("Elaphe obsoleta spiloides, a predatory generalist". di Stephen J. Mullin and William H. N. Gutzke, Department of Biology, University of Memphis, TN 38152, U.S.A.)

 

Predatory generalist should respond with equal vigor to chemosensory cues from all types of accepted prey. Feeding such predators only one type of prey, however, may instil a preference for odors from that prey. Gray rat snakes (Elaphe obsoleta spiloides) may also exhibit prey preference in early stages of ontogeny because they are limited morphologically as to the types of prey they can ingest. Neonate individuals were presented with chemosensory cues from mammalian and avian prey prior to initial feeding, and again at one and two years of age. Snakes were fed only neonate mice (Mus domesticus) in between presentation of prey odors. Tongue-flick rates were generally higher after initial feeding episodes. Response to odors was stronger for sources of prey than for control substances, but snakes did not exhibit an increased response or different prey odors in any of the years tested. However, comparisons of responses pooled by prey taxon indicated that, regardless of age, snakes expressed more interest in mammalian prey than avian prey. There were no differences in response to any of the prey types as a function of sex, but male tongue-flick rates were higher than females for the negative control treatment.

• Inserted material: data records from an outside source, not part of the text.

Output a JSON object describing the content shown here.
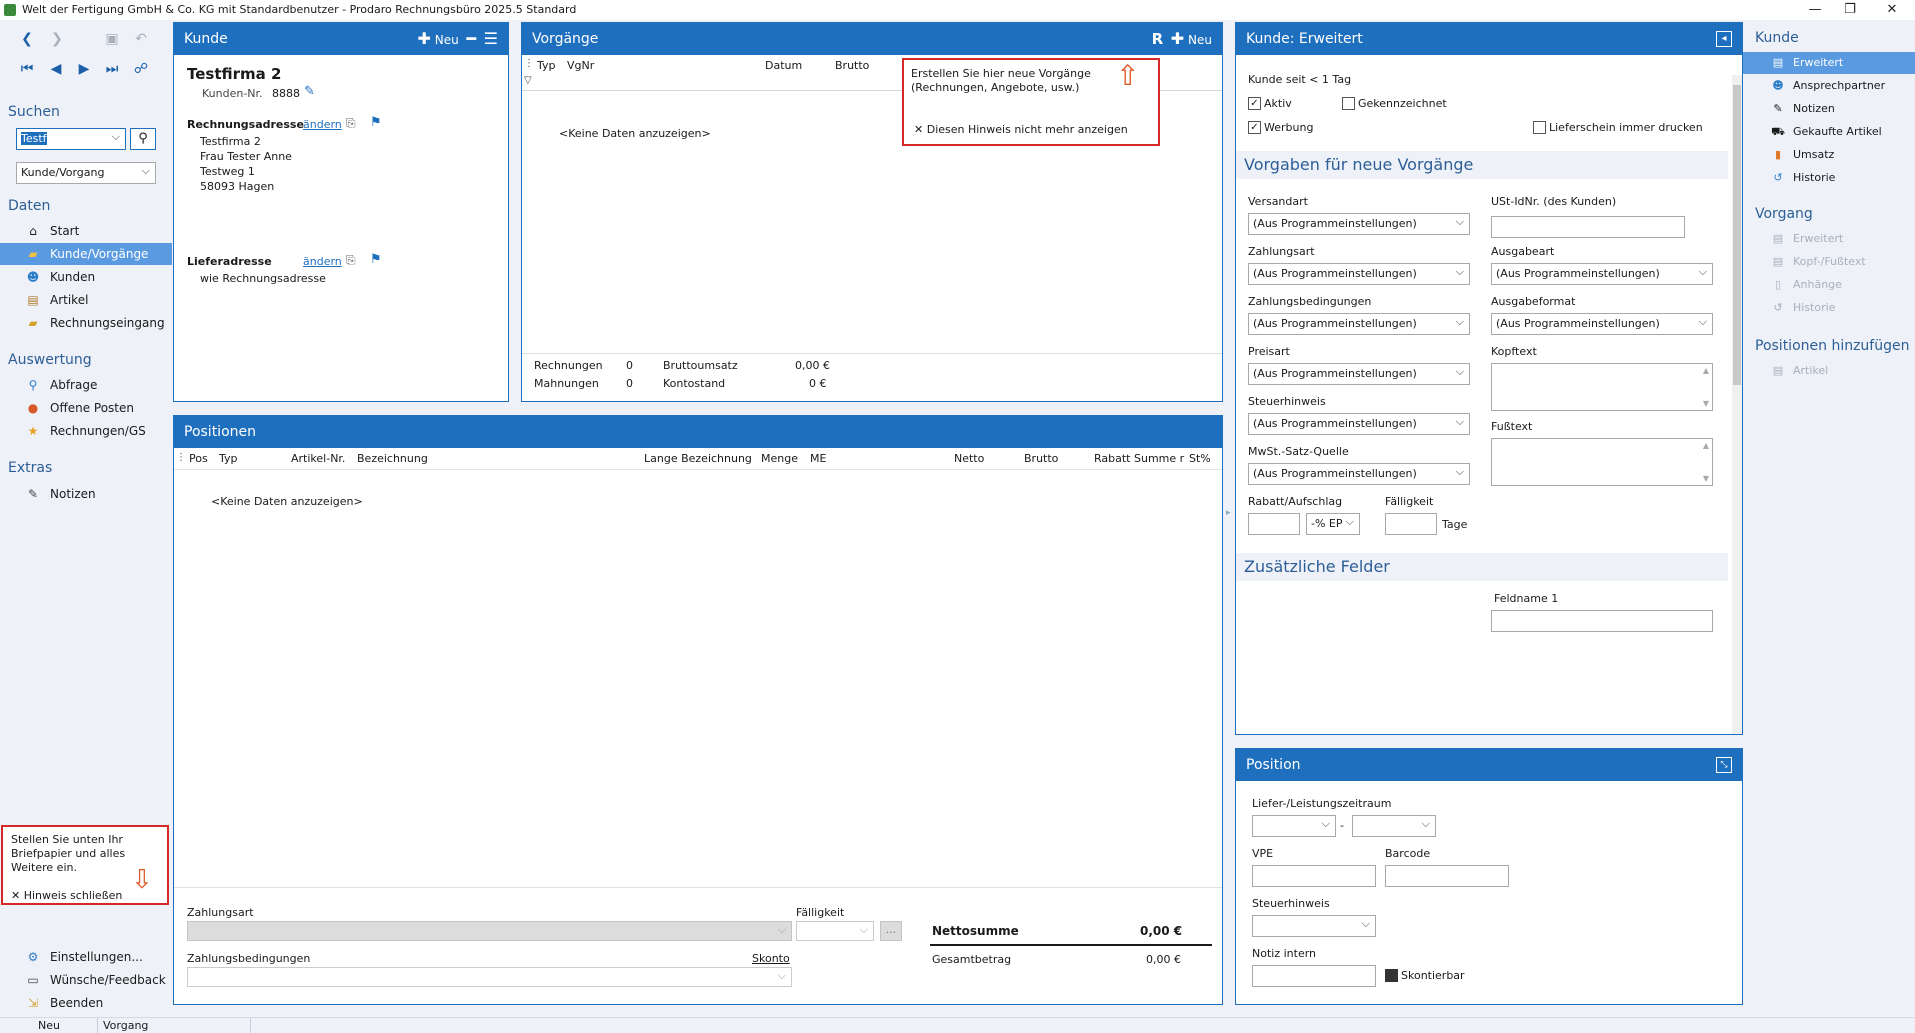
{
  "window": {
    "title": "Welt der Fertigung GmbH & Co. KG mit Standardbenutzer  -  Prodaro Rechnungsbüro 2025.5 Standard",
    "minimize": "—",
    "maximize": "❐",
    "close": "✕"
  },
  "leftnav": {
    "search_title": "Suchen",
    "search_value": "Testf",
    "search_scope": "Kunde/Vorgang",
    "daten_title": "Daten",
    "daten": [
      "Start",
      "Kunde/Vorgänge",
      "Kunden",
      "Artikel",
      "Rechnungseingang"
    ],
    "auswertung_title": "Auswertung",
    "auswertung": [
      "Abfrage",
      "Offene Posten",
      "Rechnungen/GS"
    ],
    "extras_title": "Extras",
    "extras": [
      "Notizen"
    ],
    "hint_text": "Stellen Sie unten Ihr Briefpapier und alles Weitere ein.",
    "hint_close": "Hinweis schließen",
    "bottom": [
      "Einstellungen...",
      "Wünsche/Feedback",
      "Beenden"
    ]
  },
  "kunde": {
    "title": "Kunde",
    "new": "Neu",
    "name": "Testfirma 2",
    "nr_label": "Kunden-Nr.",
    "nr": "8888",
    "rechnungsadresse_label": "Rechnungsadresse",
    "aendern": "ändern",
    "address": [
      "Testfirma 2",
      "Frau Tester Anne",
      "Testweg 1",
      "58093 Hagen"
    ],
    "lieferadresse_label": "Lieferadresse",
    "lieferadresse": "wie Rechnungsadresse"
  },
  "vorgaenge": {
    "title": "Vorgänge",
    "r": "R",
    "new": "Neu",
    "columns": [
      "Typ",
      "VgNr",
      "Datum",
      "Brutto"
    ],
    "empty": "<Keine Daten anzuzeigen>",
    "hint_text": "Erstellen Sie hier neue Vorgänge (Rechnungen, Angebote, usw.)",
    "hint_dismiss": "Diesen Hinweis nicht mehr anzeigen",
    "rechnungen_label": "Rechnungen",
    "rechnungen": "0",
    "mahnungen_label": "Mahnungen",
    "mahnungen": "0",
    "bruttoumsatz_label": "Bruttoumsatz",
    "bruttoumsatz": "0,00 €",
    "kontostand_label": "Kontostand",
    "kontostand": "0 €"
  },
  "positionen": {
    "title": "Positionen",
    "columns": [
      "Pos",
      "Typ",
      "Artikel-Nr.",
      "Bezeichnung",
      "Lange Bezeichnung",
      "Menge",
      "ME",
      "Netto",
      "Brutto",
      "Rabatt",
      "Summe r",
      "St%"
    ],
    "empty": "<Keine Daten anzuzeigen>",
    "zahlungsart_label": "Zahlungsart",
    "faelligkeit_label": "Fälligkeit",
    "zahlungsbedingungen_label": "Zahlungsbedingungen",
    "skonto": "Skonto",
    "ellipsis": "...",
    "nettosumme_label": "Nettosumme",
    "nettosumme": "0,00  €",
    "gesamtbetrag_label": "Gesamtbetrag",
    "gesamtbetrag": "0,00  €"
  },
  "erweitert": {
    "title": "Kunde: Erweitert",
    "kunde_seit": "Kunde seit < 1 Tag",
    "aktiv": "Aktiv",
    "gekennzeichnet": "Gekennzeichnet",
    "werbung": "Werbung",
    "lieferschein": "Lieferschein immer drucken",
    "vorgaben_title": "Vorgaben für neue Vorgänge",
    "default_value": "(Aus Programmeinstellungen)",
    "versandart": "Versandart",
    "ustid": "USt-IdNr. (des Kunden)",
    "zahlungsart": "Zahlungsart",
    "ausgabeart": "Ausgabeart",
    "zahlungsbedingungen": "Zahlungsbedingungen",
    "ausgabeformat": "Ausgabeformat",
    "preisart": "Preisart",
    "kopftext": "Kopftext",
    "steuerhinweis": "Steuerhinweis",
    "fusstext": "Fußtext",
    "mwst_quelle": "MwSt.-Satz-Quelle",
    "rabatt": "Rabatt/Aufschlag",
    "rabatt_unit": "-% EP",
    "faelligkeit": "Fälligkeit",
    "tage": "Tage",
    "zusatz_title": "Zusätzliche Felder",
    "feldname1": "Feldname 1"
  },
  "position": {
    "title": "Position",
    "liefer": "Liefer-/Leistungszeitraum",
    "dash": "-",
    "vpe": "VPE",
    "barcode": "Barcode",
    "steuerhinweis": "Steuerhinweis",
    "notiz": "Notiz intern",
    "skontierbar": "Skontierbar"
  },
  "rightnav": {
    "kunde_title": "Kunde",
    "kunde": [
      "Erweitert",
      "Ansprechpartner",
      "Notizen",
      "Gekaufte Artikel",
      "Umsatz",
      "Historie"
    ],
    "vorgang_title": "Vorgang",
    "vorgang": [
      "Erweitert",
      "Kopf-/Fußtext",
      "Anhänge",
      "Historie"
    ],
    "positionen_title": "Positionen hinzufügen",
    "positionen": [
      "Artikel"
    ]
  },
  "status": [
    "Neu",
    "Vorgang"
  ]
}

The absence of any directional shift in prey preference in Gray rat snakes fed only one prey type suggest a strong inherent component directing response to prey odors, even when the prey represented exceed the size of ingestible prey in early stages of ontogeny.

Ultimo aggiornamento Domenica 21 Novembre 2010 22:20